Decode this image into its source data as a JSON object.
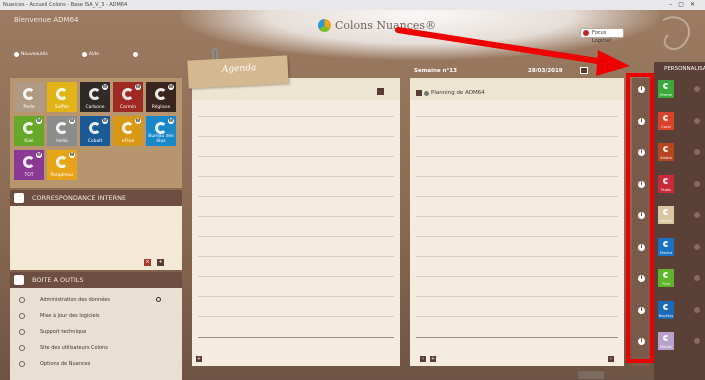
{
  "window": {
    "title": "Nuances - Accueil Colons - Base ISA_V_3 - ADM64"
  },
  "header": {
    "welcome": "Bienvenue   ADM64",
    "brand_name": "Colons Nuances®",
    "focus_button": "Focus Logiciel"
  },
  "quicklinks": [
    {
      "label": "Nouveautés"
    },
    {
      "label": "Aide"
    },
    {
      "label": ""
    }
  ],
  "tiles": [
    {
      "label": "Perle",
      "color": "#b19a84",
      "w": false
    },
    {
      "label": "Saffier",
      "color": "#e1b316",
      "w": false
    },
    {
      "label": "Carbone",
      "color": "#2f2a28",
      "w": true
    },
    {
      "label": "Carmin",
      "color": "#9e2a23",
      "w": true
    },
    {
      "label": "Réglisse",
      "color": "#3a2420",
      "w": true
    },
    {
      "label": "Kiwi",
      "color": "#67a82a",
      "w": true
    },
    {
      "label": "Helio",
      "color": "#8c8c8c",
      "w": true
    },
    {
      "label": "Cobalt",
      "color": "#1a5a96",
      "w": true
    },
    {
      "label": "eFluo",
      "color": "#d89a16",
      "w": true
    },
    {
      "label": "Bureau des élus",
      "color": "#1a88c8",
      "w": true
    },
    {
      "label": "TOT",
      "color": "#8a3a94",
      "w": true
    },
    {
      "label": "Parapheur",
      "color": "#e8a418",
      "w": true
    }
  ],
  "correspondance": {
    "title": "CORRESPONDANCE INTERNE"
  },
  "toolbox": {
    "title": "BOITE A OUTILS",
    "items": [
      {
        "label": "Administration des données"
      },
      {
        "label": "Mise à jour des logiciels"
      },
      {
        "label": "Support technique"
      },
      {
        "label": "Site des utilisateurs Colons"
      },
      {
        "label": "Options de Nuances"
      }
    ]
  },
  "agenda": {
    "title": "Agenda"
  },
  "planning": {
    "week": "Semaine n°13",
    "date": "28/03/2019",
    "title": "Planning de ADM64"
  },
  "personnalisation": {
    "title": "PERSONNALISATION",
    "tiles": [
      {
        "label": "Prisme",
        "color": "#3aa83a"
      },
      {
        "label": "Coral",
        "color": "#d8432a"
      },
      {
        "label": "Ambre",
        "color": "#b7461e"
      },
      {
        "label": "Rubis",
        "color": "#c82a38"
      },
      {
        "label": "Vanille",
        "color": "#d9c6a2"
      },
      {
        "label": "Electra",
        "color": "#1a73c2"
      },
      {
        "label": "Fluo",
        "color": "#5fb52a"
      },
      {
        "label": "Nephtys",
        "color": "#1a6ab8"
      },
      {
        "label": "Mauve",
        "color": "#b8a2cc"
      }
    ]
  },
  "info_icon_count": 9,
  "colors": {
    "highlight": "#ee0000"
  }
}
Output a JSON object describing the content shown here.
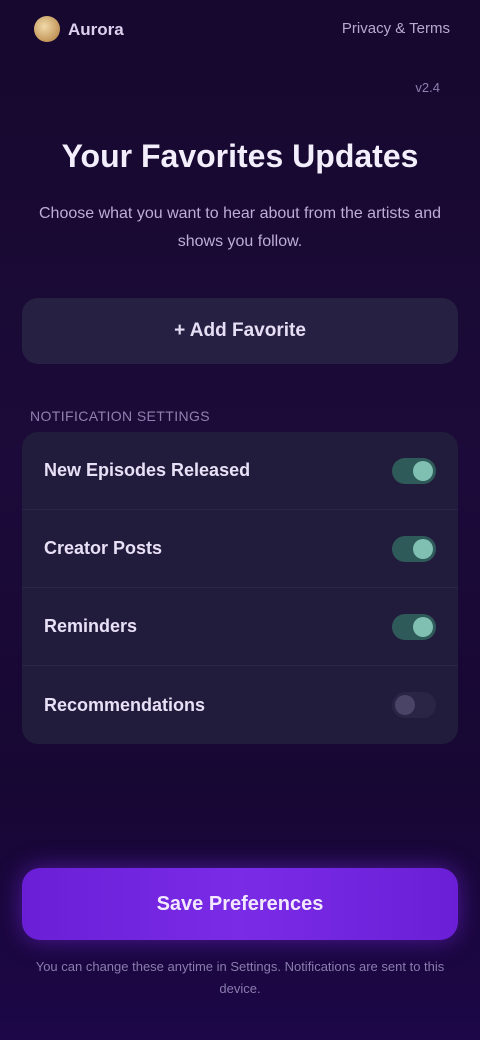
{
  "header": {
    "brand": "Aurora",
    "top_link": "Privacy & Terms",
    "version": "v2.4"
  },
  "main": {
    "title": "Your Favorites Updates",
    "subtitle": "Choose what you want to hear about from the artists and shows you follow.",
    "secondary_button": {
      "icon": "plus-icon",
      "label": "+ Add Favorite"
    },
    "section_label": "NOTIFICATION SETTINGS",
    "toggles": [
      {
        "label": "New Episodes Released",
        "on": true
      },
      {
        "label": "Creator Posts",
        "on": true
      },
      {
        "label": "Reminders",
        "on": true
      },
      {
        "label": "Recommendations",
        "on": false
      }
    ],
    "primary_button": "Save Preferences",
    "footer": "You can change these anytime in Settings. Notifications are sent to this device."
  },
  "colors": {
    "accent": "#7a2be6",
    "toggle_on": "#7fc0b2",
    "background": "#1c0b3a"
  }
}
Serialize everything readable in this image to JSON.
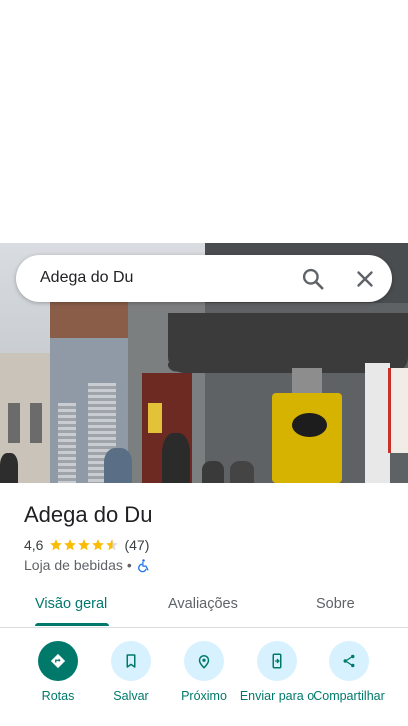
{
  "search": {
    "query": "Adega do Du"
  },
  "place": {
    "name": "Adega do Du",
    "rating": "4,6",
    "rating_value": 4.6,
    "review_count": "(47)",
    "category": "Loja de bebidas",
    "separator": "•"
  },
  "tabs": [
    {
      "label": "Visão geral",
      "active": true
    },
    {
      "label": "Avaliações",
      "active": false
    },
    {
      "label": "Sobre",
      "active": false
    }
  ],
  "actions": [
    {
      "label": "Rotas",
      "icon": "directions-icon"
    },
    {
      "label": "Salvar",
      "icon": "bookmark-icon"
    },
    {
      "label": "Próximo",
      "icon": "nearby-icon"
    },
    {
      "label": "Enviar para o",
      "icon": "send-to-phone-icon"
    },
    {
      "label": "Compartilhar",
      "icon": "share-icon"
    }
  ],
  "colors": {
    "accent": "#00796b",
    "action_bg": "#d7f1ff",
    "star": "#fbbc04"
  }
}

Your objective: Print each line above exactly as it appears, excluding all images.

Solution to this task:
Decode this image into its source data as a JSON object.
{
  "window": {
    "title": "Nuances - Accueil Colons - Base ISA_V_3 - ADM64"
  },
  "header": {
    "welcome": "Bienvenue   ADM64",
    "brand_name": "Colons Nuances®",
    "focus_button": "Focus Logiciel"
  },
  "quicklinks": [
    {
      "label": "Nouveautés"
    },
    {
      "label": "Aide"
    },
    {
      "label": ""
    }
  ],
  "tiles": [
    {
      "label": "Perle",
      "color": "#b19a84",
      "w": false
    },
    {
      "label": "Saffier",
      "color": "#e1b316",
      "w": false
    },
    {
      "label": "Carbone",
      "color": "#2f2a28",
      "w": true
    },
    {
      "label": "Carmin",
      "color": "#9e2a23",
      "w": true
    },
    {
      "label": "Réglisse",
      "color": "#3a2420",
      "w": true
    },
    {
      "label": "Kiwi",
      "color": "#67a82a",
      "w": true
    },
    {
      "label": "Helio",
      "color": "#8c8c8c",
      "w": true
    },
    {
      "label": "Cobalt",
      "color": "#1a5a96",
      "w": true
    },
    {
      "label": "eFluo",
      "color": "#d89a16",
      "w": true
    },
    {
      "label": "Bureau des élus",
      "color": "#1a88c8",
      "w": true
    },
    {
      "label": "TOT",
      "color": "#8a3a94",
      "w": true
    },
    {
      "label": "Parapheur",
      "color": "#e8a418",
      "w": true
    }
  ],
  "correspondance": {
    "title": "CORRESPONDANCE INTERNE"
  },
  "toolbox": {
    "title": "BOITE A OUTILS",
    "items": [
      {
        "label": "Administration des données"
      },
      {
        "label": "Mise à jour des logiciels"
      },
      {
        "label": "Support technique"
      },
      {
        "label": "Site des utilisateurs Colons"
      },
      {
        "label": "Options de Nuances"
      }
    ]
  },
  "agenda": {
    "title": "Agenda"
  },
  "planning": {
    "week": "Semaine n°13",
    "date": "28/03/2019",
    "title": "Planning de ADM64"
  },
  "personnalisation": {
    "title": "PERSONNALISATION",
    "tiles": [
      {
        "label": "Prisme",
        "color": "#3aa83a"
      },
      {
        "label": "Coral",
        "color": "#d8432a"
      },
      {
        "label": "Ambre",
        "color": "#b7461e"
      },
      {
        "label": "Rubis",
        "color": "#c82a38"
      },
      {
        "label": "Vanille",
        "color": "#d9c6a2"
      },
      {
        "label": "Electra",
        "color": "#1a73c2"
      },
      {
        "label": "Fluo",
        "color": "#5fb52a"
      },
      {
        "label": "Nephtys",
        "color": "#1a6ab8"
      },
      {
        "label": "Mauve",
        "color": "#b8a2cc"
      }
    ]
  },
  "info_icon_count": 9,
  "colors": {
    "highlight": "#ee0000"
  }
}
Output a JSON object describing the content shown here.
{
  "header": {
    "brand": "Aurora",
    "top_link": "Privacy & Terms",
    "version": "v2.4"
  },
  "main": {
    "title": "Your Favorites Updates",
    "subtitle": "Choose what you want to hear about from the artists and shows you follow.",
    "secondary_button": {
      "icon": "plus-icon",
      "label": "+ Add Favorite"
    },
    "section_label": "NOTIFICATION SETTINGS",
    "toggles": [
      {
        "label": "New Episodes Released",
        "on": true
      },
      {
        "label": "Creator Posts",
        "on": true
      },
      {
        "label": "Reminders",
        "on": true
      },
      {
        "label": "Recommendations",
        "on": false
      }
    ],
    "primary_button": "Save Preferences",
    "footer": "You can change these anytime in Settings. Notifications are sent to this device."
  },
  "colors": {
    "accent": "#7a2be6",
    "toggle_on": "#7fc0b2",
    "background": "#1c0b3a"
  }
}
Serialize everything readable in this image to JSON.
{
  "search": {
    "query": "Adega do Du"
  },
  "place": {
    "name": "Adega do Du",
    "rating": "4,6",
    "rating_value": 4.6,
    "review_count": "(47)",
    "category": "Loja de bebidas",
    "separator": "•"
  },
  "tabs": [
    {
      "label": "Visão geral",
      "active": true
    },
    {
      "label": "Avaliações",
      "active": false
    },
    {
      "label": "Sobre",
      "active": false
    }
  ],
  "actions": [
    {
      "label": "Rotas",
      "icon": "directions-icon"
    },
    {
      "label": "Salvar",
      "icon": "bookmark-icon"
    },
    {
      "label": "Próximo",
      "icon": "nearby-icon"
    },
    {
      "label": "Enviar para o",
      "icon": "send-to-phone-icon"
    },
    {
      "label": "Compartilhar",
      "icon": "share-icon"
    }
  ],
  "colors": {
    "accent": "#00796b",
    "action_bg": "#d7f1ff",
    "star": "#fbbc04"
  }
}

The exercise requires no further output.